• _Task requirements_
Reproduce all of the data exactly. Images are not to appear in the reply.

Saved data entries:
◇ ◇ ◇ ◇ ◇ ◇ ◇
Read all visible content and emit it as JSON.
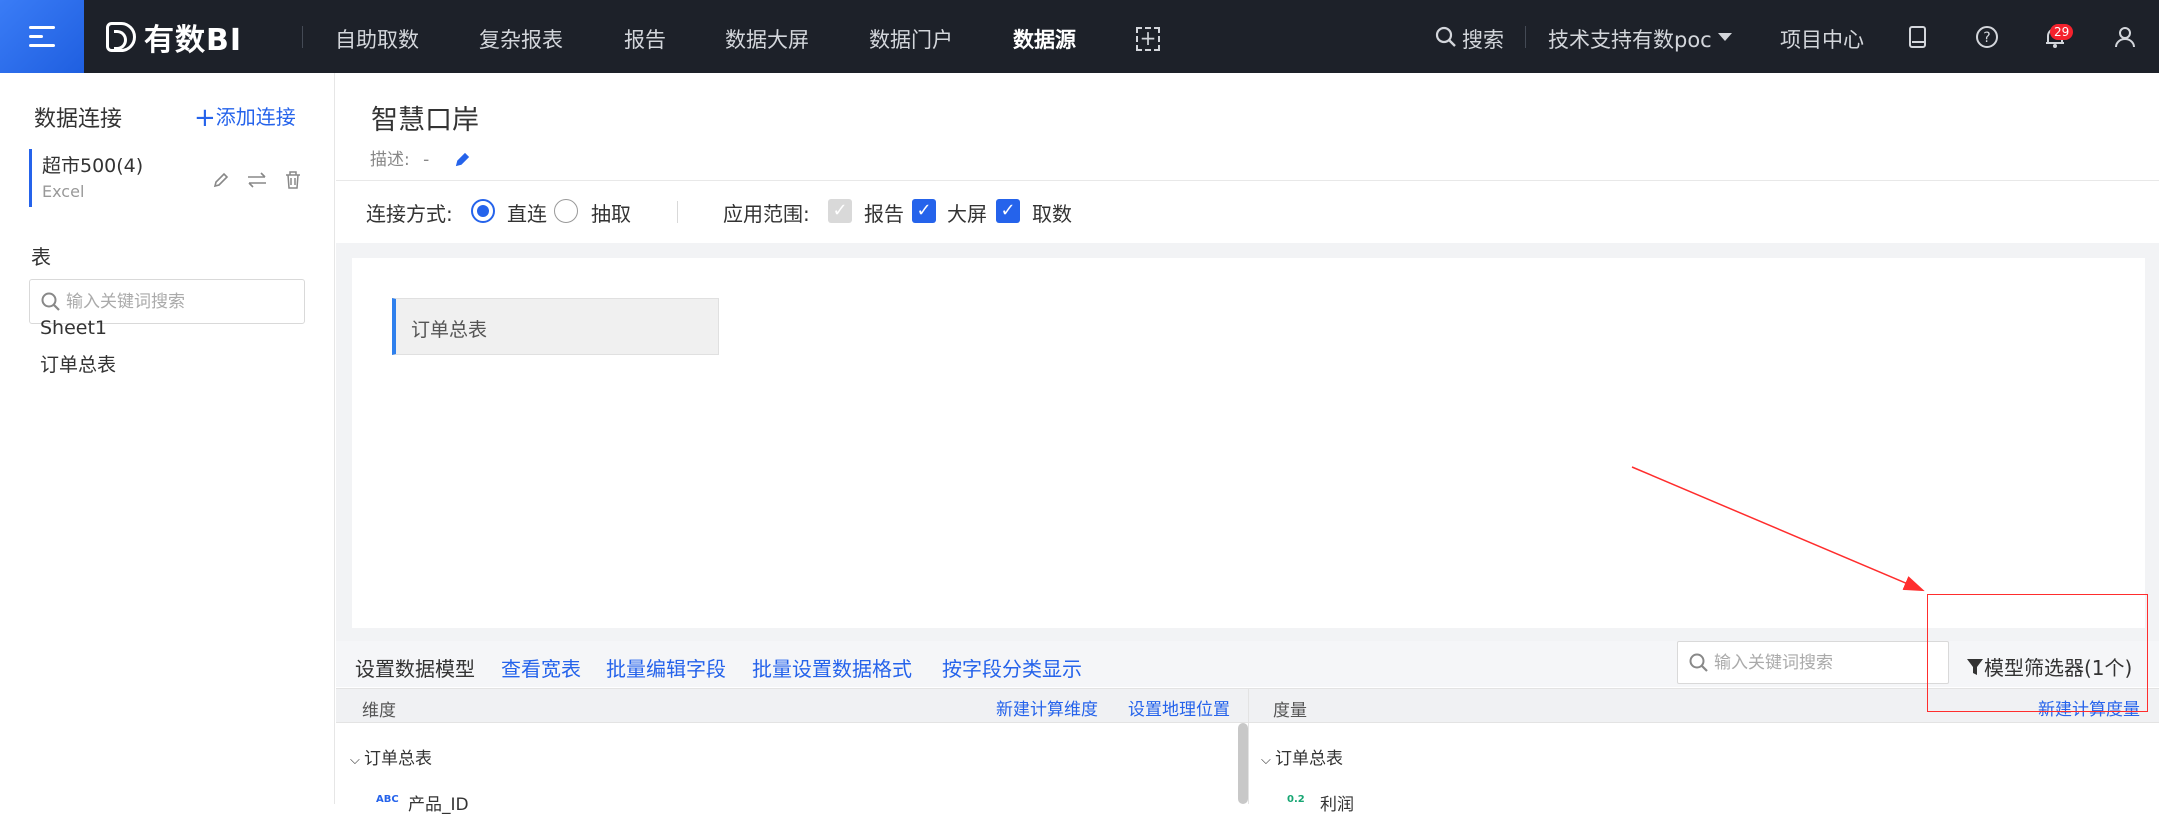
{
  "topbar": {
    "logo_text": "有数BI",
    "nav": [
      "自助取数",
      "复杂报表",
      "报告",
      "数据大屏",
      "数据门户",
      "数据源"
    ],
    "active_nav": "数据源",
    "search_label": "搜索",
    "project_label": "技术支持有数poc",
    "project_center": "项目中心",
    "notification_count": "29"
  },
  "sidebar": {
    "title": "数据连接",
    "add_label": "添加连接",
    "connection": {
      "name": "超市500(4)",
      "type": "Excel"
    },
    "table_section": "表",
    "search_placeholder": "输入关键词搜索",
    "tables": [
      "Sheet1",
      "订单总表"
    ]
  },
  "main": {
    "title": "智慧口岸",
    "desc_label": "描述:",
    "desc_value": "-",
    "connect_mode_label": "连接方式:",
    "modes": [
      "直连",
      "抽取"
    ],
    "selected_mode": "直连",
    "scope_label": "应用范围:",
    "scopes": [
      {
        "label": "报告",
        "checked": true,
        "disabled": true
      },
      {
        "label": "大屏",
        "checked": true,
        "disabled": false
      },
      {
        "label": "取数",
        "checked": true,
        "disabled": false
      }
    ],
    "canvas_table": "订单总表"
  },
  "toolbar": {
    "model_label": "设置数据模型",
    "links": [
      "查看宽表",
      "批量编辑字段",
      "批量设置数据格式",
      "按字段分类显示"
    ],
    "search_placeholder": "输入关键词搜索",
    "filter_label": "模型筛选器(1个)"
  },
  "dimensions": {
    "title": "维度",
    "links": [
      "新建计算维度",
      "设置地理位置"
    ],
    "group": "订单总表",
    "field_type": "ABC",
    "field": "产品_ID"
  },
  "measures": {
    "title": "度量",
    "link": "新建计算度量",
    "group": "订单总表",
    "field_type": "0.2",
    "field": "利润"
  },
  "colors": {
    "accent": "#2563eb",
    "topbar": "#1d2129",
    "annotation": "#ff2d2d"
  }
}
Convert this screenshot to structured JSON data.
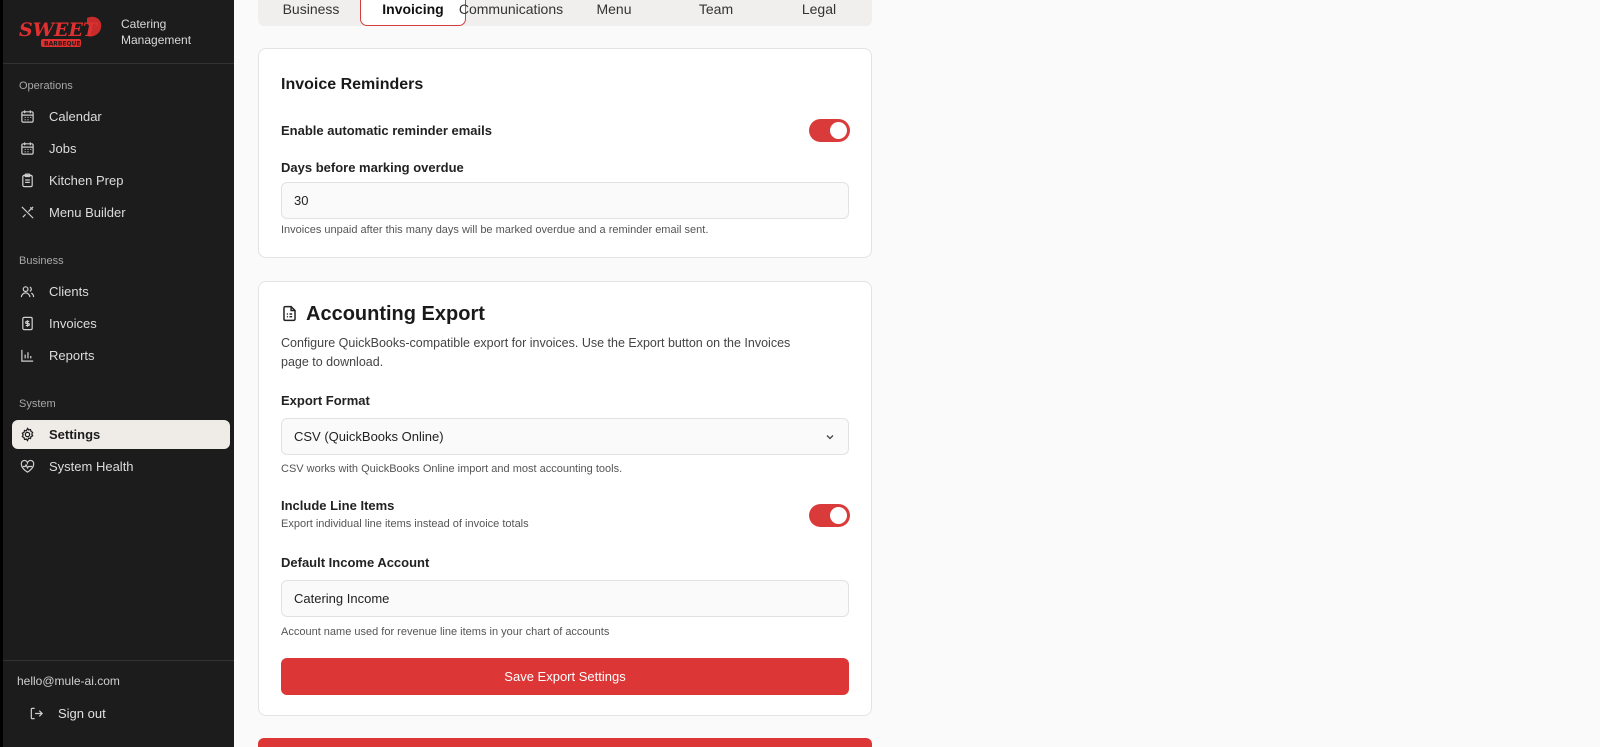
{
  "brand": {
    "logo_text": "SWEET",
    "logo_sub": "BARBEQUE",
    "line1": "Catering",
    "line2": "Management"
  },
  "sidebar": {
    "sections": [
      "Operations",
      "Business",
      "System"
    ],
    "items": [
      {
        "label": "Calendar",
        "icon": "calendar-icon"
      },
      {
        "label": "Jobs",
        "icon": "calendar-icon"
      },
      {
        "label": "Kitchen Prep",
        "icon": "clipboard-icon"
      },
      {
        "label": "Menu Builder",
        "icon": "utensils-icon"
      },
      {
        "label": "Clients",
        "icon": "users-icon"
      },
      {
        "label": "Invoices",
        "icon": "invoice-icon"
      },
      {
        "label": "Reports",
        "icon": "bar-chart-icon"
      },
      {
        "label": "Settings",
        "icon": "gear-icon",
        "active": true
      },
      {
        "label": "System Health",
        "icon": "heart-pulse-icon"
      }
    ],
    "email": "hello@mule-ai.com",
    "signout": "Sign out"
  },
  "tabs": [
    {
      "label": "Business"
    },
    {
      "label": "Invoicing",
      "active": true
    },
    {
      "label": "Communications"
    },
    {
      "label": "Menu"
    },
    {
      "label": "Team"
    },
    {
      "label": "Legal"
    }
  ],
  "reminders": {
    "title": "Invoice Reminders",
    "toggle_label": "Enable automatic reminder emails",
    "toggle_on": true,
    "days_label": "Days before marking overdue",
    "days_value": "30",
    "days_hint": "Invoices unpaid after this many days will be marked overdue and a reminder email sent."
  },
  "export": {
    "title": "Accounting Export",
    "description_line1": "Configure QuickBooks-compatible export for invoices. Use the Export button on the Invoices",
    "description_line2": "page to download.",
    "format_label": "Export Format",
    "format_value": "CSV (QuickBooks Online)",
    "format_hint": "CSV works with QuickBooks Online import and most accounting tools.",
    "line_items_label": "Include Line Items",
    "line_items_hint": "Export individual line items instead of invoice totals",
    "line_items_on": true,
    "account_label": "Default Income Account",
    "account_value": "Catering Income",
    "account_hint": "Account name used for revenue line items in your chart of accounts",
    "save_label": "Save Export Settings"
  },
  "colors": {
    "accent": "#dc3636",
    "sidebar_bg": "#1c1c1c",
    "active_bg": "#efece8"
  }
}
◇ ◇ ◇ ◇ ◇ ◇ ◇
• _Result of this exercise_
Read all visible content and emit it as JSON.
{
  "topbar": {
    "logo_text": "有数BI",
    "nav": [
      "自助取数",
      "复杂报表",
      "报告",
      "数据大屏",
      "数据门户",
      "数据源"
    ],
    "active_nav": "数据源",
    "search_label": "搜索",
    "project_label": "技术支持有数poc",
    "project_center": "项目中心",
    "notification_count": "29"
  },
  "sidebar": {
    "title": "数据连接",
    "add_label": "添加连接",
    "connection": {
      "name": "超市500(4)",
      "type": "Excel"
    },
    "table_section": "表",
    "search_placeholder": "输入关键词搜索",
    "tables": [
      "Sheet1",
      "订单总表"
    ]
  },
  "main": {
    "title": "智慧口岸",
    "desc_label": "描述:",
    "desc_value": "-",
    "connect_mode_label": "连接方式:",
    "modes": [
      "直连",
      "抽取"
    ],
    "selected_mode": "直连",
    "scope_label": "应用范围:",
    "scopes": [
      {
        "label": "报告",
        "checked": true,
        "disabled": true
      },
      {
        "label": "大屏",
        "checked": true,
        "disabled": false
      },
      {
        "label": "取数",
        "checked": true,
        "disabled": false
      }
    ],
    "canvas_table": "订单总表"
  },
  "toolbar": {
    "model_label": "设置数据模型",
    "links": [
      "查看宽表",
      "批量编辑字段",
      "批量设置数据格式",
      "按字段分类显示"
    ],
    "search_placeholder": "输入关键词搜索",
    "filter_label": "模型筛选器(1个)"
  },
  "dimensions": {
    "title": "维度",
    "links": [
      "新建计算维度",
      "设置地理位置"
    ],
    "group": "订单总表",
    "field_type": "ABC",
    "field": "产品_ID"
  },
  "measures": {
    "title": "度量",
    "link": "新建计算度量",
    "group": "订单总表",
    "field_type": "0.2",
    "field": "利润"
  },
  "colors": {
    "accent": "#2563eb",
    "topbar": "#1d2129",
    "annotation": "#ff2d2d"
  }
}
Convert this screenshot to structured JSON data.
{
  "brand": {
    "logo_text": "SWEET",
    "logo_sub": "BARBEQUE",
    "line1": "Catering",
    "line2": "Management"
  },
  "sidebar": {
    "sections": [
      "Operations",
      "Business",
      "System"
    ],
    "items": [
      {
        "label": "Calendar",
        "icon": "calendar-icon"
      },
      {
        "label": "Jobs",
        "icon": "calendar-icon"
      },
      {
        "label": "Kitchen Prep",
        "icon": "clipboard-icon"
      },
      {
        "label": "Menu Builder",
        "icon": "utensils-icon"
      },
      {
        "label": "Clients",
        "icon": "users-icon"
      },
      {
        "label": "Invoices",
        "icon": "invoice-icon"
      },
      {
        "label": "Reports",
        "icon": "bar-chart-icon"
      },
      {
        "label": "Settings",
        "icon": "gear-icon",
        "active": true
      },
      {
        "label": "System Health",
        "icon": "heart-pulse-icon"
      }
    ],
    "email": "hello@mule-ai.com",
    "signout": "Sign out"
  },
  "tabs": [
    {
      "label": "Business"
    },
    {
      "label": "Invoicing",
      "active": true
    },
    {
      "label": "Communications"
    },
    {
      "label": "Menu"
    },
    {
      "label": "Team"
    },
    {
      "label": "Legal"
    }
  ],
  "reminders": {
    "title": "Invoice Reminders",
    "toggle_label": "Enable automatic reminder emails",
    "toggle_on": true,
    "days_label": "Days before marking overdue",
    "days_value": "30",
    "days_hint": "Invoices unpaid after this many days will be marked overdue and a reminder email sent."
  },
  "export": {
    "title": "Accounting Export",
    "description_line1": "Configure QuickBooks-compatible export for invoices. Use the Export button on the Invoices",
    "description_line2": "page to download.",
    "format_label": "Export Format",
    "format_value": "CSV (QuickBooks Online)",
    "format_hint": "CSV works with QuickBooks Online import and most accounting tools.",
    "line_items_label": "Include Line Items",
    "line_items_hint": "Export individual line items instead of invoice totals",
    "line_items_on": true,
    "account_label": "Default Income Account",
    "account_value": "Catering Income",
    "account_hint": "Account name used for revenue line items in your chart of accounts",
    "save_label": "Save Export Settings"
  },
  "colors": {
    "accent": "#dc3636",
    "sidebar_bg": "#1c1c1c",
    "active_bg": "#efece8"
  }
}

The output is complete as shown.